Back in Pre-Hispanic times, two ethnic groups in the Colca Canyon area of Peru deformed their babies’ skulls — the Collagua into a taller, tapered noggin, the Cabana into a mesa-shaped cranium.
Was the Collagua’s headscaping a disturbed bid for a permanent Bumpit? Was the Cabana’s reshaping a misguided effort to gain a competitive edge in breakdance headspinning? Or were these groups just looking for a way to easily spot friends in a crowd, like those older tourist couples who wear matching outfits?
It really doesn’t matter. There isn’t a good reason* for squashing a baby’s head.
Ultimately, someone came to their senses — probably the first parents who were no-shows to the Infant Cranial Deformation Jamboree — and realized that a distinctive hat would give ease of recognition without extreme body modification.
Today, women of Collagua descent wear flat-brimmed straw hats circled with a colorful, bejazzled band. Cabana women wear rounded hats, brim flipped up in the back, covered with embroidery inside and out.
I’ve been admiring both hat styles during our time in Colca Canyon, impressed by the craft, time, and tough calluses that must go into making them. I’m also a fan of practical things imbued with bespoke flair, like handmade Halloween costumes, personalized beer cozies, and fashionista hoodies. I’m curious about how the hats are made and also the meaning of the symbols that adorn them.
While waiting for the bus that would take Todd and me out of Cabanaconde to Arequipa, I noticed a behatted Peruvian woman loitering alone in the plaza. Dragging Todd along as translator, I tell him to tell her I like her hat, ask her if she made it, and how long it took to create.

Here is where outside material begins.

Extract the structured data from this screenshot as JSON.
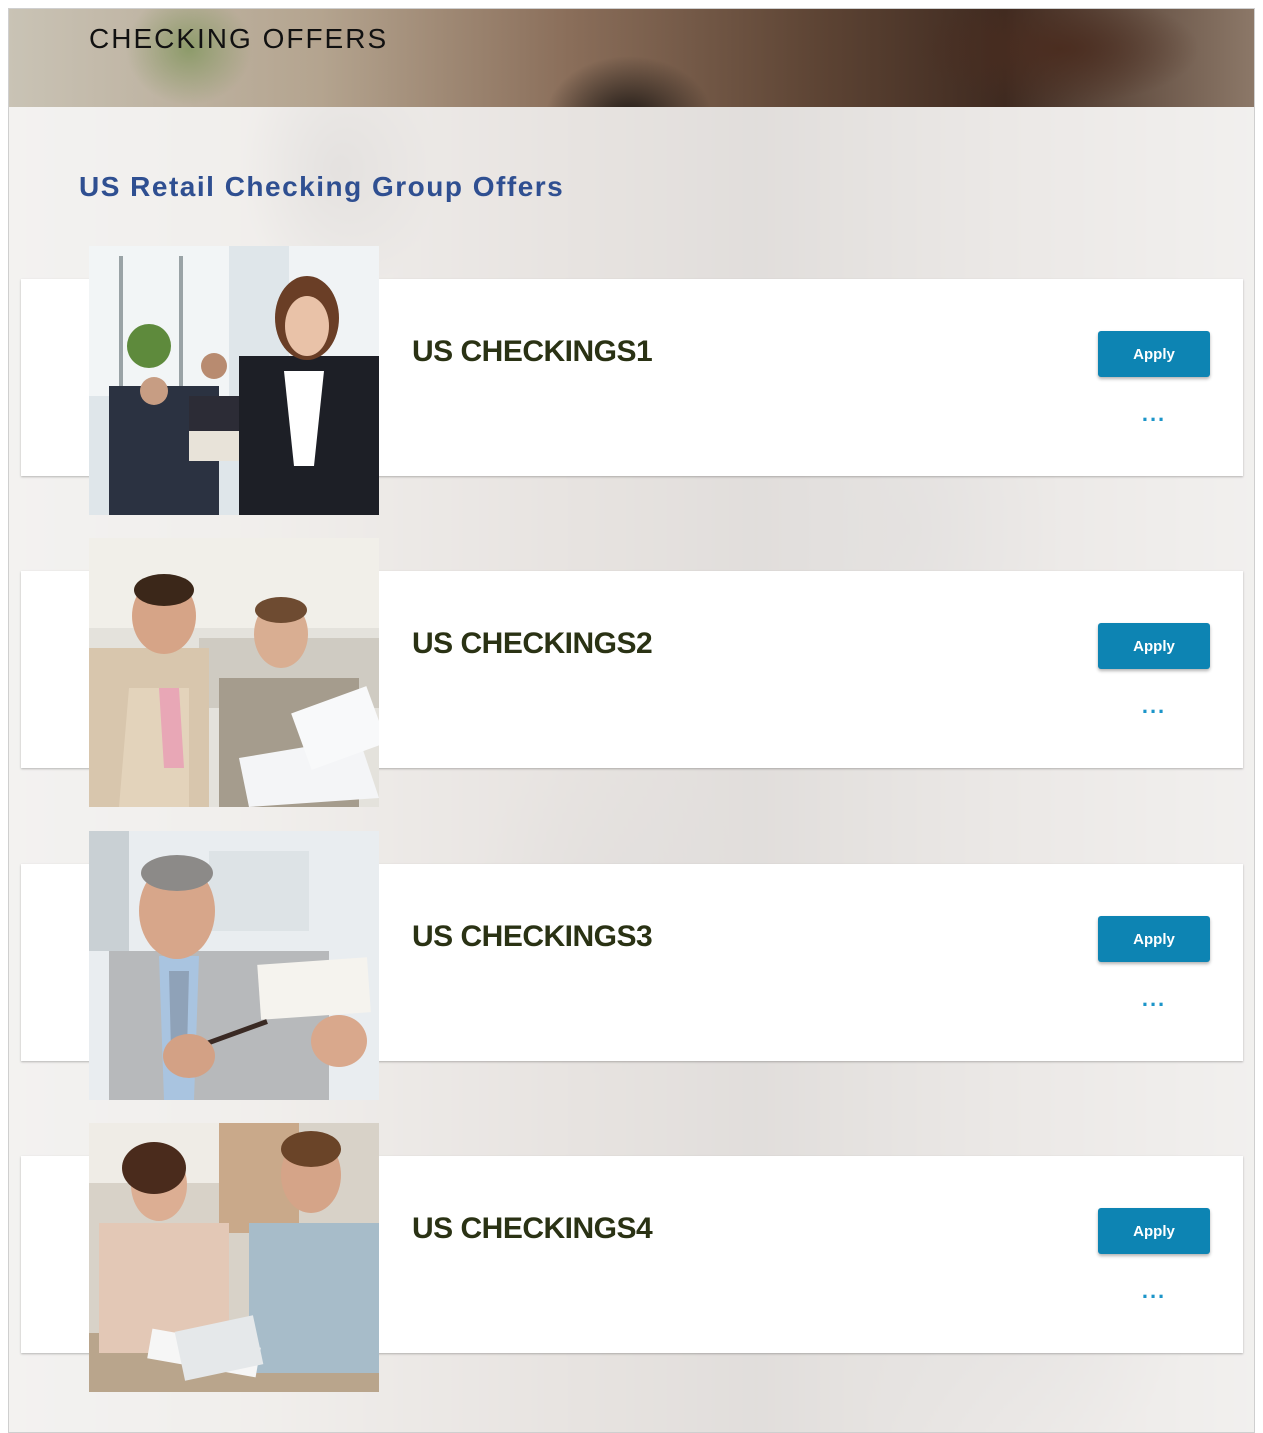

“En un día,” she responds politely but shyly, as if the results are no big deal. All the while she glances around the plaza for someone to rescue her from my chatter.
All that elaborate work, done in one day. Her hat looks new, which makes me want know how many hats she has. I wonder if she used the same design as her mother does, or if it’s uniquely her own. As I start telling Todd my next question, she takes off her hat and hands it to me, then wordlessly points to my camera.

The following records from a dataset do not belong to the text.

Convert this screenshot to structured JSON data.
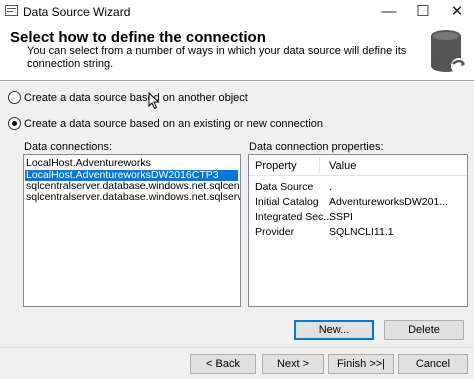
{
  "window": {
    "title": "Data Source Wizard",
    "minimize_glyph": "—",
    "maximize_glyph": "☐",
    "close_glyph": "✕"
  },
  "header": {
    "title": "Select how to define the connection",
    "description": "You can select from a number of ways in which your data source will define its connection string."
  },
  "options": {
    "another_object": "Create a data source based on another object",
    "existing_or_new": "Create a data source based on an existing or new connection",
    "selected": "existing_or_new"
  },
  "connections": {
    "label": "Data connections:",
    "items": [
      "LocalHost.Adventureworks",
      "LocalHost.AdventureworksDW2016CTP3",
      "sqlcentralserver.database.windows.net.sqlcentralwar",
      "sqlcentralserver.database.windows.net.sqlservercent"
    ],
    "selected_index": 1
  },
  "properties": {
    "label": "Data connection properties:",
    "columns": [
      "Property",
      "Value"
    ],
    "rows": [
      {
        "property": "Data Source",
        "value": "."
      },
      {
        "property": "Initial Catalog",
        "value": "AdventureworksDW201..."
      },
      {
        "property": "Integrated Sec...",
        "value": "SSPI"
      },
      {
        "property": "Provider",
        "value": "SQLNCLI11.1"
      }
    ]
  },
  "buttons": {
    "new": "New...",
    "delete": "Delete",
    "back": "< Back",
    "next": "Next >",
    "finish": "Finish >>|",
    "cancel": "Cancel"
  },
  "colors": {
    "selection": "#0078d7",
    "dialog_background": "#f0f0f0",
    "focus_border": "#0078d7"
  },
  "icons": [
    "app-icon",
    "database-icon",
    "mouse-cursor-icon"
  ]
}
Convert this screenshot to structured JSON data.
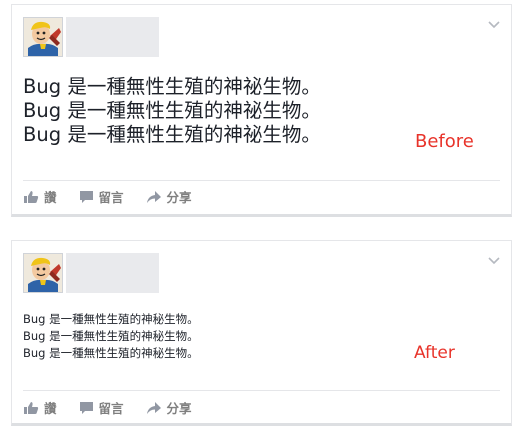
{
  "colors": {
    "label_red": "#e8332a",
    "action_gray": "#7f7f7f",
    "text": "#1d2129",
    "card_border": "#dddfe2"
  },
  "before_card": {
    "text_lines": [
      "Bug 是一種無性生殖的神祕生物。",
      "Bug 是一種無性生殖的神祕生物。",
      "Bug 是一種無性生殖的神祕生物。"
    ],
    "label": "Before",
    "actions": {
      "like": "讚",
      "comment": "留言",
      "share": "分享"
    },
    "icons": [
      "avatar",
      "chevron-down-icon",
      "thumbs-up-icon",
      "comment-icon",
      "share-arrow-icon"
    ]
  },
  "after_card": {
    "text_lines": [
      "Bug 是一種無性生殖的神秘生物。",
      "Bug 是一種無性生殖的神秘生物。",
      "Bug 是一種無性生殖的神秘生物。"
    ],
    "label": "After",
    "actions": {
      "like": "讚",
      "comment": "留言",
      "share": "分享"
    },
    "icons": [
      "avatar",
      "chevron-down-icon",
      "thumbs-up-icon",
      "comment-icon",
      "share-arrow-icon"
    ]
  }
}
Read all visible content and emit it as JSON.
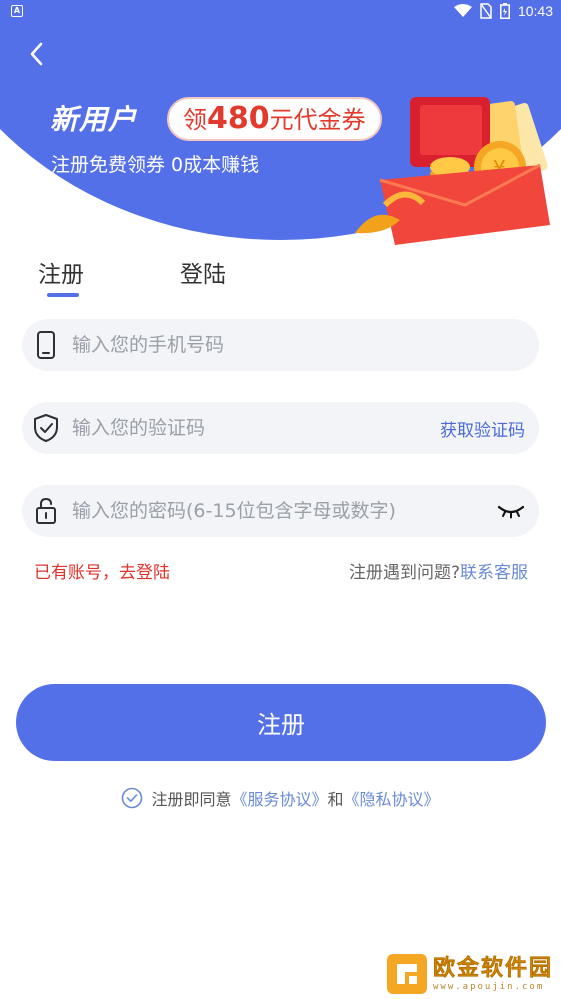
{
  "status_bar": {
    "time": "10:43",
    "icons": [
      "app-notification-icon",
      "wifi-icon",
      "no-sim-icon",
      "battery-icon"
    ]
  },
  "header": {
    "back_icon": "chevron-left-icon",
    "promo_title": "新用户",
    "promo_badge_prefix": "领",
    "promo_badge_amount": "480",
    "promo_badge_suffix": "元代金券",
    "promo_subtitle": "注册免费领券 0成本赚钱"
  },
  "tabs": [
    {
      "label": "注册",
      "active": true
    },
    {
      "label": "登陆",
      "active": false
    }
  ],
  "form": {
    "phone": {
      "placeholder": "输入您的手机号码",
      "value": "",
      "icon": "phone-icon"
    },
    "code": {
      "placeholder": "输入您的验证码",
      "value": "",
      "icon": "shield-check-icon",
      "action_label": "获取验证码"
    },
    "password": {
      "placeholder": "输入您的密码(6-15位包含字母或数字)",
      "value": "",
      "icon": "lock-icon",
      "toggle_icon": "eye-closed-icon"
    }
  },
  "links": {
    "have_account": "已有账号，去登陆",
    "help_text": "注册遇到问题?",
    "contact": "联系客服"
  },
  "submit_label": "注册",
  "agreement": {
    "prefix": "注册即同意",
    "service": "《服务协议》",
    "and": "和",
    "privacy": "《隐私协议》"
  },
  "watermark": {
    "name": "欧金软件园",
    "url": "www.apoujin.com"
  },
  "colors": {
    "primary": "#5470e8",
    "accent_red": "#e0322b",
    "link_blue": "#6a8ad8",
    "field_bg": "#f3f4f7"
  }
}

“I think she thinks I want a picture of myself wearing her hat,” I say to Todd. “What should I do? Is it weird? It seems weird.”
“Give me the camera,” he insists.

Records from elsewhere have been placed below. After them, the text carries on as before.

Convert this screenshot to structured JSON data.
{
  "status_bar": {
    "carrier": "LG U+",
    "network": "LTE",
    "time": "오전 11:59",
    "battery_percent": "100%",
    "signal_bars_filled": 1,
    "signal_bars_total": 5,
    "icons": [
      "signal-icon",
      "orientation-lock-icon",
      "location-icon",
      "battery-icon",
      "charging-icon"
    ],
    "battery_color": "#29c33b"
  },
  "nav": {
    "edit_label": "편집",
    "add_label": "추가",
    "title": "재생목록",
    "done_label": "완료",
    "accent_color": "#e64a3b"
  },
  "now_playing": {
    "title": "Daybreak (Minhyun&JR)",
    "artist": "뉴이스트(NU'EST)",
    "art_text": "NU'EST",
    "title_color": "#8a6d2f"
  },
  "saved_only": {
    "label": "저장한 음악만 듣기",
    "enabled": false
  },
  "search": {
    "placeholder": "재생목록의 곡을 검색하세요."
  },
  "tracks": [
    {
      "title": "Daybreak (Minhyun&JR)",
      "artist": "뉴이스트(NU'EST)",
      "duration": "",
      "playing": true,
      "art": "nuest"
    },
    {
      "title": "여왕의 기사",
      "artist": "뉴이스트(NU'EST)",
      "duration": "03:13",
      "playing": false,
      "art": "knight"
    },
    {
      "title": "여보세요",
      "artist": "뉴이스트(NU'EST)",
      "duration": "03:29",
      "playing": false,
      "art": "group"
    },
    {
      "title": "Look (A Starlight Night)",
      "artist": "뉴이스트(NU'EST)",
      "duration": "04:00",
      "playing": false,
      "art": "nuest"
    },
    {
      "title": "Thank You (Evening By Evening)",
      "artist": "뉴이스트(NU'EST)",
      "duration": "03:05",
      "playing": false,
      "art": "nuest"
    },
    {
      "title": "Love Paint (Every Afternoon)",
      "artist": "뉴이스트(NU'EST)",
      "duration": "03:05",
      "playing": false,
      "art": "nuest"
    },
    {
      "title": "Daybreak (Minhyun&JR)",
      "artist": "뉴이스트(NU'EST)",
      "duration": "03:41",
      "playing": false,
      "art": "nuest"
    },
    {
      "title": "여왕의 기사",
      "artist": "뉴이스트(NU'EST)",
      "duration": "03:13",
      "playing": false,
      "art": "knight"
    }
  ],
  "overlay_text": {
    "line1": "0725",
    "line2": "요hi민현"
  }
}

“Mi cabeza,” I laugh as I try to squash the hat on my head, “es grande!” That much Spanish I know.
She won’t join me in the photo, brushing her hand over the top of her hair as if to indicate: “Not with my hair looking like this.”
Our bus driver revs the engine, honks the horn, and starts shouting. Todd says, “Babe, we gotta go.”
I reluctantly, jealously return the hat.
* Here is one historical account of the reasons why the Collagua and Cabana shaped their heads (or if you prefer happier thoughts, skip over to a photo essay of Peruvian wildflowers):
“[In 1586, Juan de] Ulloa Mogollón [a Spanish official] left a record of a strange, yet intriguing form of mountain worship that involved transforming humans into representations of peaks. The Collagua…believed their paqariku (place of origin) was a snow-capped volcano called Collaguata…to honor it, they bound the malleable heads of their newborn children to make them tall, thin, and slightly tapering, in imitation of the peak’s shape…”
“The residents of [Cabana] province…thought they originated from the summit Gualcagualca, which they considered holy. As an expression of their devotion, they wrapped white cords around the heads of their babies, circling the crown numerous times. This procedure caused the skulls to flatten out on top and become very wide, mimicking the outline of Gualcagualca.”
– Of Summits and Sacrifice: An Ethnohistoric Study of Inka Religious Practices, Thomas Besom, University of Texas Press, 2009.